Although much of the time our modern society is constantly looking for the next new thrill, some things, like good food, good art, and literature, are best enjoyed slowly, so that they can be fully appreciated. The Church has always known this, and the resurrection is of such central importance that our celebration of Easter lasts until the feast of Pentecost, and we have a full fifty days both to celebrate and to pause and reflect on Christ’s resurrection.
On the first weekend in April, we continue the celebration – the so-called “Low Sunday” (from the Latin laus meaning praise) is really a mini-Easter all over again – and hear further accounts of the risen Lord appearing to the disciples and of the transformative power of his resurrection.
On succeeding Sundays the readings bring to our attention different aspects of what it means to say that Jesus is risen, because this event is not just something in the past – though it is rooted in history – but very much the present power behind the Church’s mission to proclaim and practice the good news.

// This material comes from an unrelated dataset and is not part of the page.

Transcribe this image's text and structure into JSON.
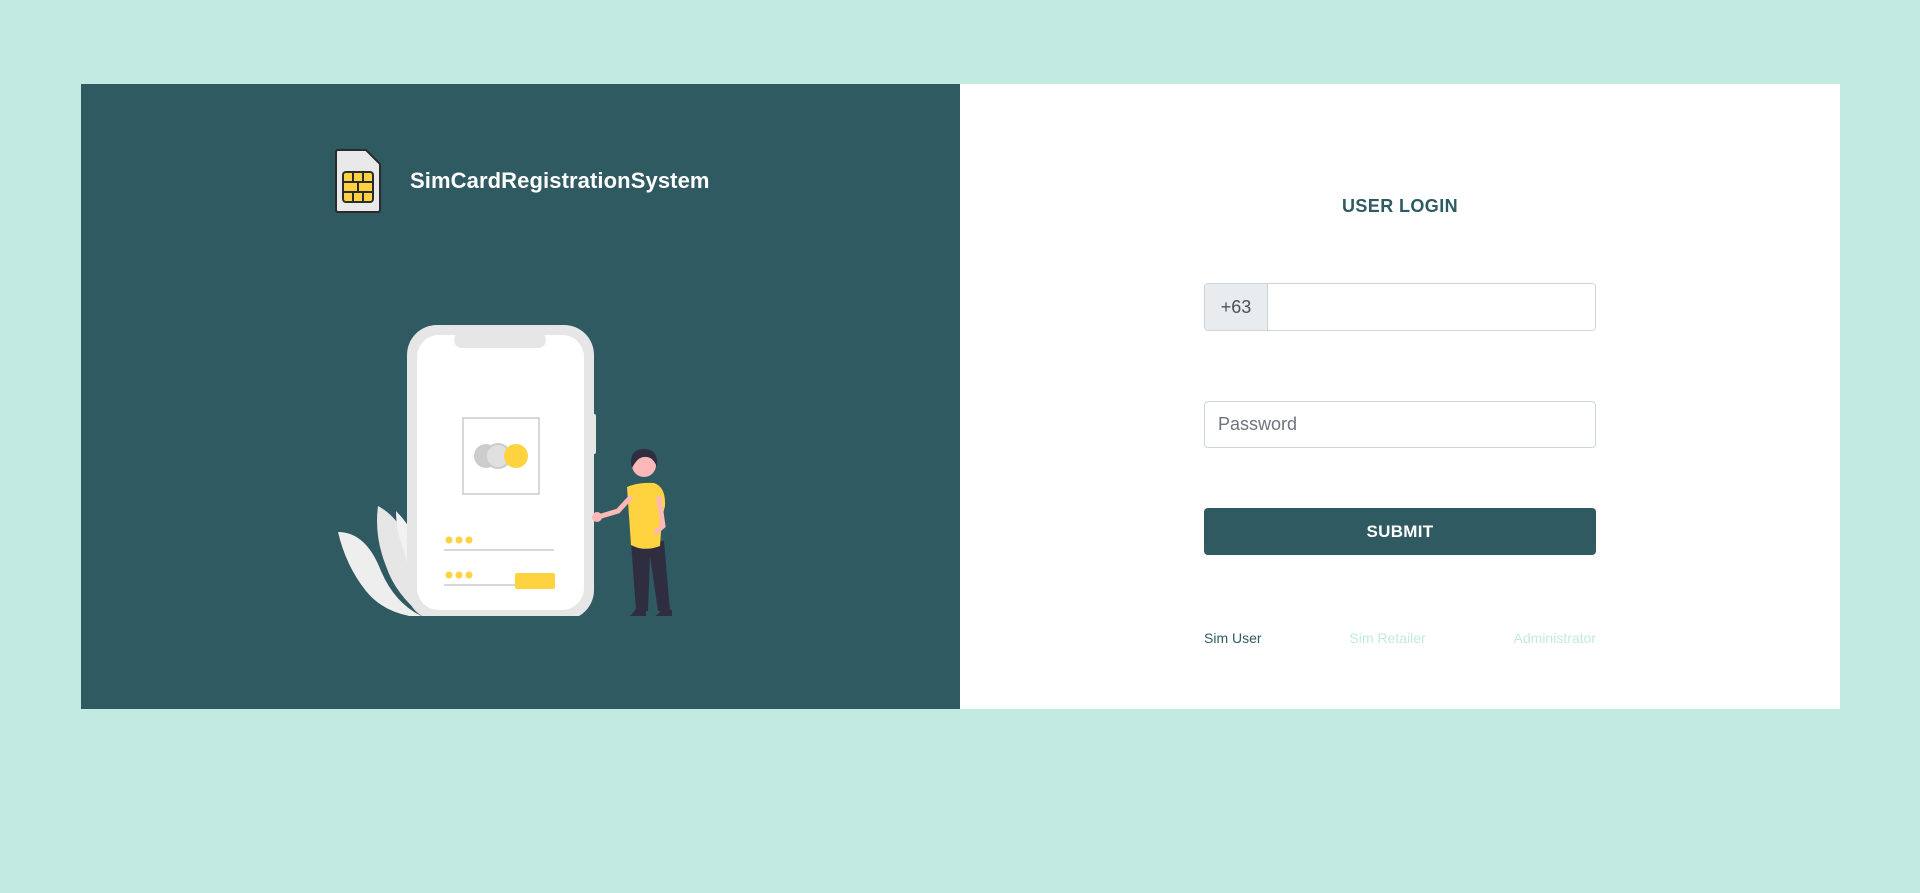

Not only do we read about the Good Shepherd, who laid down his life for his sheep, but we can respond to his command to Peter to feed and take care of his sheep, by affirming our love for Jesus again and again and again.